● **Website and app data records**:
═══
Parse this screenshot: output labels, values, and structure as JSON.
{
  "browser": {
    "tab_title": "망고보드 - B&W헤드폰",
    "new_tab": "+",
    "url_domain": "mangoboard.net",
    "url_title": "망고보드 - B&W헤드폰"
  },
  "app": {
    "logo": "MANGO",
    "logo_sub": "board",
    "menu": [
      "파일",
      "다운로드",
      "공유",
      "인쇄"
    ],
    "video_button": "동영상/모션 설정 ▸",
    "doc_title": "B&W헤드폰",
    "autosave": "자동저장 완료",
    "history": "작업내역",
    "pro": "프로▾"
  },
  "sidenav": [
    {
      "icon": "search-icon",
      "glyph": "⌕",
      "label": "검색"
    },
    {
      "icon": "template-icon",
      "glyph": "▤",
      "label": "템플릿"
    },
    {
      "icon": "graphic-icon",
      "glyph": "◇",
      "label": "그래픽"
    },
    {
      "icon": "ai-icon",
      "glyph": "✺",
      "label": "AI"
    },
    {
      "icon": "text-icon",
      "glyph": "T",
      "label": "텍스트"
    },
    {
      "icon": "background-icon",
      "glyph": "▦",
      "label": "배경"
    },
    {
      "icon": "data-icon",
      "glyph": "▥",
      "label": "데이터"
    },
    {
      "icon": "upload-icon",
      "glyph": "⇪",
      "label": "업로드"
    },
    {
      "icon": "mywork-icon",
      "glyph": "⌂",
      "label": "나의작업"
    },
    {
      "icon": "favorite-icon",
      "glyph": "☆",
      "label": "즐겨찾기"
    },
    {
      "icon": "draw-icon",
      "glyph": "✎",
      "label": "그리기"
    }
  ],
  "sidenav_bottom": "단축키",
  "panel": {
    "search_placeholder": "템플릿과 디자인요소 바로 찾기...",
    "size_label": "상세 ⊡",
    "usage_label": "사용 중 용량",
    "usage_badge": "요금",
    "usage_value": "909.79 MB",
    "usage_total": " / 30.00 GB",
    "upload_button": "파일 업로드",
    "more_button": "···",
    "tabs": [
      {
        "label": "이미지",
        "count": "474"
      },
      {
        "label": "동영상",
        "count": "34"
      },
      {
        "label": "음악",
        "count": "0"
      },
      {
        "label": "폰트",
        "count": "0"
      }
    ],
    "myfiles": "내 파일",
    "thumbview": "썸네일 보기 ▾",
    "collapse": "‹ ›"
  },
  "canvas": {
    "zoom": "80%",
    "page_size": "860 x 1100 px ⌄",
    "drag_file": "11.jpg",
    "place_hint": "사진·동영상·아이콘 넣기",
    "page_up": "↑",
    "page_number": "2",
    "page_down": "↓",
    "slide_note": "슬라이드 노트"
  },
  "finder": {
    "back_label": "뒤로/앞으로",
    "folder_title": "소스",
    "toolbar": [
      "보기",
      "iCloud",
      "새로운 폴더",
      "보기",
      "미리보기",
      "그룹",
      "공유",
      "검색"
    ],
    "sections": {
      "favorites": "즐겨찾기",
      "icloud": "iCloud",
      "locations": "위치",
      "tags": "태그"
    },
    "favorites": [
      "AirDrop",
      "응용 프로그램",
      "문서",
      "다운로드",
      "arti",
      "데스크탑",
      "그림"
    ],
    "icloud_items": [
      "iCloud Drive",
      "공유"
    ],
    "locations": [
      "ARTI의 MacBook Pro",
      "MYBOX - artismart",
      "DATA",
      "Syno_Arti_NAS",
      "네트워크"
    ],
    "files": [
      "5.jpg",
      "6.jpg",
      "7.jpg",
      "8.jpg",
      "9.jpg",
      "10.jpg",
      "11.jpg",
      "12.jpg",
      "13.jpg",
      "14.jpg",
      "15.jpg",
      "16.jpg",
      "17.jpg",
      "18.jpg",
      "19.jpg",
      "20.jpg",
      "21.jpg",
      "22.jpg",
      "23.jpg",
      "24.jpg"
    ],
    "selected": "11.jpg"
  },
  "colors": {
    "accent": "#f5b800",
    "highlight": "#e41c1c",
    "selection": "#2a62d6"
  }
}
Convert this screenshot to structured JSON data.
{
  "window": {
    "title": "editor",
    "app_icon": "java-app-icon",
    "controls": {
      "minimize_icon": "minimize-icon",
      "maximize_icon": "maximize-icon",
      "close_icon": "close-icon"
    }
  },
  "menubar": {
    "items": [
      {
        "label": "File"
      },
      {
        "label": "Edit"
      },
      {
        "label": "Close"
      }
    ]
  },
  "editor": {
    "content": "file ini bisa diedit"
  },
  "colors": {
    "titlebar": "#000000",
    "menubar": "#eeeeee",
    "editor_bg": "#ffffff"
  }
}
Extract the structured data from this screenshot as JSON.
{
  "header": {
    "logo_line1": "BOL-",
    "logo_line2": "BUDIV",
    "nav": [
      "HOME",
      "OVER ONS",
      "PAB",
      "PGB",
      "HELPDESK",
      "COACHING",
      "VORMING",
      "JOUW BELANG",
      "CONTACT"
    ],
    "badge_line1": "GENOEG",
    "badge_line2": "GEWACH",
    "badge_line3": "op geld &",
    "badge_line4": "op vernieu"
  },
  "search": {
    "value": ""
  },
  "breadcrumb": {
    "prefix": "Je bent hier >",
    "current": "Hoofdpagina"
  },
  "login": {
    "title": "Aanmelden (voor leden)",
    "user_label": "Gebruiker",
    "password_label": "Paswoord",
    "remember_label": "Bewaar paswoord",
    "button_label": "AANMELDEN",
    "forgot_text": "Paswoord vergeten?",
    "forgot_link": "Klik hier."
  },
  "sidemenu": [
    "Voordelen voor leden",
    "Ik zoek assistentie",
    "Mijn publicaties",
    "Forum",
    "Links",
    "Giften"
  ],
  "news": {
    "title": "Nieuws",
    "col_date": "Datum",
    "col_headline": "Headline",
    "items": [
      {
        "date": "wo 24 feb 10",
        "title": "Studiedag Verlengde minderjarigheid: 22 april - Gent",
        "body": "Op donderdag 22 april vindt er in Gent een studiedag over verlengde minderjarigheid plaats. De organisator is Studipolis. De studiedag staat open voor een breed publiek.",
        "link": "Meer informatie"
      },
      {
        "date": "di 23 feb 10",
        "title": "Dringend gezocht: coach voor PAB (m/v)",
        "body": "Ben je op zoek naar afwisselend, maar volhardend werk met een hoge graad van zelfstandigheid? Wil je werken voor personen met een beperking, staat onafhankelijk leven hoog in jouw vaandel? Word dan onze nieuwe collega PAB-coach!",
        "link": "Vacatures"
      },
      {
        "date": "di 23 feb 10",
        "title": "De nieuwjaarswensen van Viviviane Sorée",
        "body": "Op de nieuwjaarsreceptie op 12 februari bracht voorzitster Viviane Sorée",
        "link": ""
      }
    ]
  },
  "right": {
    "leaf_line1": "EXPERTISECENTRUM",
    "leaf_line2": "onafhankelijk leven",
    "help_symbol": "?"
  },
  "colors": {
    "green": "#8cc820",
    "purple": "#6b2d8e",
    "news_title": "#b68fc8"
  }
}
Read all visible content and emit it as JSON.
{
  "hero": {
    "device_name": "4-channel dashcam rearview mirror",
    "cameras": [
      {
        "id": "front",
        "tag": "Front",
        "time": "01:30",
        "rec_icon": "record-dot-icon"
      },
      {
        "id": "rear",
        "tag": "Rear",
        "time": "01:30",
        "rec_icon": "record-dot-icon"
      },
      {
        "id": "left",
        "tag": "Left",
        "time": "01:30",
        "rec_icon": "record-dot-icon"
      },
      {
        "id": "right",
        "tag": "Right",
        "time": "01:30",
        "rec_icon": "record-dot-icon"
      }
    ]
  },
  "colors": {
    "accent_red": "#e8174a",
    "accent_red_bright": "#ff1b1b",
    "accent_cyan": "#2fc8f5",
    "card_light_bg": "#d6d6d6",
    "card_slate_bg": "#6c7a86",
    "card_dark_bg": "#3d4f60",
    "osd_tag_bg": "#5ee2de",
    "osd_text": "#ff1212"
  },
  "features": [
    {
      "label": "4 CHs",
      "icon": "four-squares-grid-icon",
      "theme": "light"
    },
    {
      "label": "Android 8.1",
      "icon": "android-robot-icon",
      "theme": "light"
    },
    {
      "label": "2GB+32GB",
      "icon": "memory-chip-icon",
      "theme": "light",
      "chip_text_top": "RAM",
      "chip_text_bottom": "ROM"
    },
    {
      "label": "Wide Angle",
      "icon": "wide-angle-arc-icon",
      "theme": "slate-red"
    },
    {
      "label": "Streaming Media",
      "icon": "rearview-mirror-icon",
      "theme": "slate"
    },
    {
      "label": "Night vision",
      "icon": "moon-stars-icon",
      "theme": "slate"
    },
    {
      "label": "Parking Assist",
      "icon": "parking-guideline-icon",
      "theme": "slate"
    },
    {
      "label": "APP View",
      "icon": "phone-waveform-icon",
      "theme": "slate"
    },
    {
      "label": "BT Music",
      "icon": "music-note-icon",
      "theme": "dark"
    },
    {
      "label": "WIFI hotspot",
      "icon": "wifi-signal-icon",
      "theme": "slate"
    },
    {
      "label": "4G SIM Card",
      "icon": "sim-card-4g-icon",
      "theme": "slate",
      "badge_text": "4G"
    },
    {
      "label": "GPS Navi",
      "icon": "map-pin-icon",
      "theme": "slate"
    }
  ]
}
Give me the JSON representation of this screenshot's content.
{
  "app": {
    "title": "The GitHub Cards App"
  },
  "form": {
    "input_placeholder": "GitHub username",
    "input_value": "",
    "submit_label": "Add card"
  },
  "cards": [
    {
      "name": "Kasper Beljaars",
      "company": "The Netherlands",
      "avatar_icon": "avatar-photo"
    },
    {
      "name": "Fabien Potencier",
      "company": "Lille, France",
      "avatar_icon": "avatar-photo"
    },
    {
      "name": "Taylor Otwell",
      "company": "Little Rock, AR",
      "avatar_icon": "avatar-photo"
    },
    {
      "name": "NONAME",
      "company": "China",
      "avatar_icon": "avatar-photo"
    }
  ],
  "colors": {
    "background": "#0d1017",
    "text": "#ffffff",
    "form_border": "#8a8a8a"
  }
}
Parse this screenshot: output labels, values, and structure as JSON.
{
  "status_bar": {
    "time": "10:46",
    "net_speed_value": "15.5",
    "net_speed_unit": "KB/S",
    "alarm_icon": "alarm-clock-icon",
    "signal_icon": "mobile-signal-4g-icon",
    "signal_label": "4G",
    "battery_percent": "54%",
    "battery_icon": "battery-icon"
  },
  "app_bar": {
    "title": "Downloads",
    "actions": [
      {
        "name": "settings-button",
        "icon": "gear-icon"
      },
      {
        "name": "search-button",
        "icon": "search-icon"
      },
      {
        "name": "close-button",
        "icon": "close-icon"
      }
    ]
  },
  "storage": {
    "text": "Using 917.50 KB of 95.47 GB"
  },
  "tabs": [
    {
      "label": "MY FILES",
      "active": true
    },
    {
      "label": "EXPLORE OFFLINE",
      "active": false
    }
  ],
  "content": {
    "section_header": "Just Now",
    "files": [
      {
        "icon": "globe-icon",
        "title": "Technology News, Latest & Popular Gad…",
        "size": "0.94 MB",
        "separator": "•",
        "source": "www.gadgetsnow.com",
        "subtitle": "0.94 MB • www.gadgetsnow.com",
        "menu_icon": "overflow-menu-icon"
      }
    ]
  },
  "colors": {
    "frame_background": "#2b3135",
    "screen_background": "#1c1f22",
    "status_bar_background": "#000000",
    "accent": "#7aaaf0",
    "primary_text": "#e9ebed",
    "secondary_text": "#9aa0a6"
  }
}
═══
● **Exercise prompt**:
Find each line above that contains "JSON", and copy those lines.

● **Problem solution**:
Parse this screenshot: output labels, values, and structure as JSON.
Convert this screenshot to structured JSON data.
Extract the structured data from this screenshot as JSON.
Read all visible content and emit it as JSON.
Give me the JSON representation of this screenshot's content.
Parse this screenshot: output labels, values, and structure as JSON.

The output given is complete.